On January 1, 2017 a number of new laws went into effect in Illinois. Whether you are an employer or an employee, here are some employment laws you should know:
Social Media Password Protections
House Bill 4999 makes it illegal for an employer, or potential employer, to ask you to sign into your social media account in order to view your activities online. The legislation strengthens current laws that prohibit employers from accessing their employees’ social media accounts.
Additionally, the law makes it wrongful for an employer (or third party) to use log-in information gained through network security to access the “employee’s personal online account” and in most instances requires an employer to delete that information.
The amendment to the Right to Privacy in the Workplace Act also prohibits employers and potential employers from discriminating or retaliating against employees for failure to provide information about social media accounts. A complaint can be filed with the Illinois Department of Labor or a lawsuit may be filed if it is not resolved with the DOL.
Non-Compete Agreements And Low-Wage Employees
Senate Bill 3163 bans businesses from asking an employee who is paid the greater of (1) federal, state or local minimum wage or (2) $13.00 an hour to sign a non-compete agreement. In such agreement is “illegal and void” as a matter of law in Illinois. This law went into effect on January 1, 2017.
Flexible Use of Sick Leave
Senate Bill 6162 allows employees more flexibility in how they use their sick leave, making it a requirement that businesses that provide sick leave to employees to allow employees to use sick leave for immediate family members. There are some caps and other requirements.
Extension Of Employment Protection for Domestic Workers
House Bill 1288 creates a “Domestic Workers’ Bill of Rights,” extending Illinois’ employment protections to domestic workers, such as housekeepers and nannies.
Maduff and Maduff have been specializing in discrimination, harassment, and wage and hour theft for more than 20 years.

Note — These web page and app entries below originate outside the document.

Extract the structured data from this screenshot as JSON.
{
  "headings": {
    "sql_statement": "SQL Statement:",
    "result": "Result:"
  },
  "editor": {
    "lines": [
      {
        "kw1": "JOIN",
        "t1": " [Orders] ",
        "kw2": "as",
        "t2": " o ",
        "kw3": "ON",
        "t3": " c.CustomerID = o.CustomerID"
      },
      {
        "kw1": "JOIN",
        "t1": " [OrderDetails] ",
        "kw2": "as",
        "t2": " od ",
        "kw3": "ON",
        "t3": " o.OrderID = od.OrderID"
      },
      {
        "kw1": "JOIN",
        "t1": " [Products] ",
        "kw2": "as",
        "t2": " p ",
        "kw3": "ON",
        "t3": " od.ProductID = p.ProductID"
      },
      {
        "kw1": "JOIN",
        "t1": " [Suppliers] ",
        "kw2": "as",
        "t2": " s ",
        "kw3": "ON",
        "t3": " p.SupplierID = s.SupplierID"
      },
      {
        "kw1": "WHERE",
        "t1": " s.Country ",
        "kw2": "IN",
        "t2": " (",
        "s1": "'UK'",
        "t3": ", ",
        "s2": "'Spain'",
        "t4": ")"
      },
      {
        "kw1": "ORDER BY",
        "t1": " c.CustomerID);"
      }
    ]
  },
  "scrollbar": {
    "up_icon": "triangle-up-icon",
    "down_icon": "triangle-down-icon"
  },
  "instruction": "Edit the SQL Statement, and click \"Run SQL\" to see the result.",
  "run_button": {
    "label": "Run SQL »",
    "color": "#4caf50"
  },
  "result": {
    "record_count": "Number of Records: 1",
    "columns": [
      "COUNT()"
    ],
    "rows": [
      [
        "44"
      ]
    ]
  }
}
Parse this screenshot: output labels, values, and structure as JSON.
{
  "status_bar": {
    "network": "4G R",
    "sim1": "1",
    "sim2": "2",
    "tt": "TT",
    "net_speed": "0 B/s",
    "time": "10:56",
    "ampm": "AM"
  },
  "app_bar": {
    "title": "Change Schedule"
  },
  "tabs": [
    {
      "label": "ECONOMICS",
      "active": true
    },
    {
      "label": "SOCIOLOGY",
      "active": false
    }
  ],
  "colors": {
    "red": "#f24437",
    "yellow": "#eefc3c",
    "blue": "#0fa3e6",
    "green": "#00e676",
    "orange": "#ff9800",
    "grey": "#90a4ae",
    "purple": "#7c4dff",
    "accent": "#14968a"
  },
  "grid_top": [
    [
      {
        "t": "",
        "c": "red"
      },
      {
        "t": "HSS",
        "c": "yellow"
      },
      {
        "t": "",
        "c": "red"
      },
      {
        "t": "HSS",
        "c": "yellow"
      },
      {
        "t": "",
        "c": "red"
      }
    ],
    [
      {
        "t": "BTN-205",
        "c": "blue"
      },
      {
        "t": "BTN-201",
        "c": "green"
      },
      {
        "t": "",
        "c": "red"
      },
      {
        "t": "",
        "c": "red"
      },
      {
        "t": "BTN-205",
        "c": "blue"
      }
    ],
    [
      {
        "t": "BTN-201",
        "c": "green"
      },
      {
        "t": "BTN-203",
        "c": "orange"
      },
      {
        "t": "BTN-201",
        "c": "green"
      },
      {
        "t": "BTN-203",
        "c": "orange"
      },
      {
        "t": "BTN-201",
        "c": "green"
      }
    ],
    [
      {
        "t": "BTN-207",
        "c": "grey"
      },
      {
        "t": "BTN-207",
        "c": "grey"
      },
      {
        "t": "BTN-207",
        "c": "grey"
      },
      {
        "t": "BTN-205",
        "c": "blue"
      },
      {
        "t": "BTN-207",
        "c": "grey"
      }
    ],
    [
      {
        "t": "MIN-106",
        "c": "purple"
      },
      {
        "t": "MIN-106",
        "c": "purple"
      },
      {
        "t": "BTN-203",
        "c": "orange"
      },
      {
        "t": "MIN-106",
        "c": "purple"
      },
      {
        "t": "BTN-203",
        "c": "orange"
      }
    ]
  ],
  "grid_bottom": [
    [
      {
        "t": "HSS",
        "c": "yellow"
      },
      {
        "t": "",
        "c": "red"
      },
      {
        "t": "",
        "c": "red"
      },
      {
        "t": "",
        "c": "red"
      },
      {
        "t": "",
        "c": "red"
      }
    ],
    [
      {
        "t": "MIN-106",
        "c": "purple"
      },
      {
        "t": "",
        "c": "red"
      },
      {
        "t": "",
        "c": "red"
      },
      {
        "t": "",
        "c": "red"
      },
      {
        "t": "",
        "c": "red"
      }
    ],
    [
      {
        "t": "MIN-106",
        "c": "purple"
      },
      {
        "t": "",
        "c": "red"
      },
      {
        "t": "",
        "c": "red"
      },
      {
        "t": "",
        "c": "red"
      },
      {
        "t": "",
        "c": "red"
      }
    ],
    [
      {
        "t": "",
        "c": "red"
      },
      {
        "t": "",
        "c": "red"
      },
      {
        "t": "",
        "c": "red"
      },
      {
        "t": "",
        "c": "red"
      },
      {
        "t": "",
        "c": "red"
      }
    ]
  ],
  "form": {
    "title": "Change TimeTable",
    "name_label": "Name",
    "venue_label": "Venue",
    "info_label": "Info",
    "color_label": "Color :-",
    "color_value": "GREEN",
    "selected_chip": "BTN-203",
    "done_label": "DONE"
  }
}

For more information or help with your employment law needs, contact Maduff & Maduff today.